Doctor Sherry Labyer of Duncan Public Schools says her district will revert back to the "PASS" curriculum this coming academic year, as ordered by the state. But she says she's not giving up the teaching methods which Common Core is known for, a set of instructions that she feels benefits all students by holding them to a higher standard.

Doctor Labyer says although she doesn't support every facet of the controversial Common Core standard, she says does believe in critical thinking and expanding students' minds. And it's those standards that she is determined to hold all Duncan students to come this fall.

"Common Core to me just gave us the freedom to say this is the right thing to do by students," said Dr. Labyer.

Dr. Labyer says her passion isn't just teaching students, but making them grow, "I've always been a supporter of our students being taught the depth of knowledge that they need. I want them to learn to be resourceful and if all we require is the bare minimums, then we're not being resourceful."

So this fall, Duncan students will learn the same materials as every other district in the state, but in a Common Core type of way.

"We used to ask students under PASS objectives to use rote memory and read a passage and answer simple questions such as what color was the young man's shirt? White. We're going to ask them to analyze 'it's a hot day outside, what is the purpose of wearing light colored clothing?' They have to analyze, they have to think," said Dr. Labyer.

Labyer says the district has poured thousands of dollars into trying to prepare for Common Core's arrival, but now that Governor Fallin and state lawmakers have prevented that from happening, Labyer still says all that training will still be used in Duncan.

"We spent a lot of time and money. The methodologies come along with it because you can't teach a higher standard without incorporating the methodologies that are expected to help students learn there," said Dr. Labyer. "If the law asks us to use PASS objectives and follow PASS objectives and they have, then that's what we'll do. I would never ask our teachers to break the law. But I believe we are responsible for them past 12th grade and when they leave us. So if we equip them now with those skills, they're going to find better jobs, they're going to better fare in college."

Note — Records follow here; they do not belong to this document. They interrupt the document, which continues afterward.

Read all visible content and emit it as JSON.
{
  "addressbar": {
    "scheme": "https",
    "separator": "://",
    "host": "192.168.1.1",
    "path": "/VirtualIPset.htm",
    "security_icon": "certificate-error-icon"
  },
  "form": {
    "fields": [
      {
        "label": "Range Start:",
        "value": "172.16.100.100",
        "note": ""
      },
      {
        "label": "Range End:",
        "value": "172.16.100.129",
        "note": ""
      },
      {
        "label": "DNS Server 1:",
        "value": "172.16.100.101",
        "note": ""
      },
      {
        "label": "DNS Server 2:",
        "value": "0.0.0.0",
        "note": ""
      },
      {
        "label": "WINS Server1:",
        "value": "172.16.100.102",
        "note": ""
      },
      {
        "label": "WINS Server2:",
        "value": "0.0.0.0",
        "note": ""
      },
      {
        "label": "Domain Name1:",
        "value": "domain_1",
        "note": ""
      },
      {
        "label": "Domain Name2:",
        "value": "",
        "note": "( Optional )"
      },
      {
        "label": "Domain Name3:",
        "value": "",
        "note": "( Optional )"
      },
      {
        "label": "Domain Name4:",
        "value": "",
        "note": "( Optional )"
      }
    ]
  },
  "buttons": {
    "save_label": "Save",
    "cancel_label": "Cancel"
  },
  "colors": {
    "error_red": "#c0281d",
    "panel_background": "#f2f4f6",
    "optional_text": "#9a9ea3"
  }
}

Officials from the Oklahoma State Board of Education said the 'PASS' curriculum must be implemented by every district for at least the next two years. However, it is up to the individual district on how they prefer to teach that material.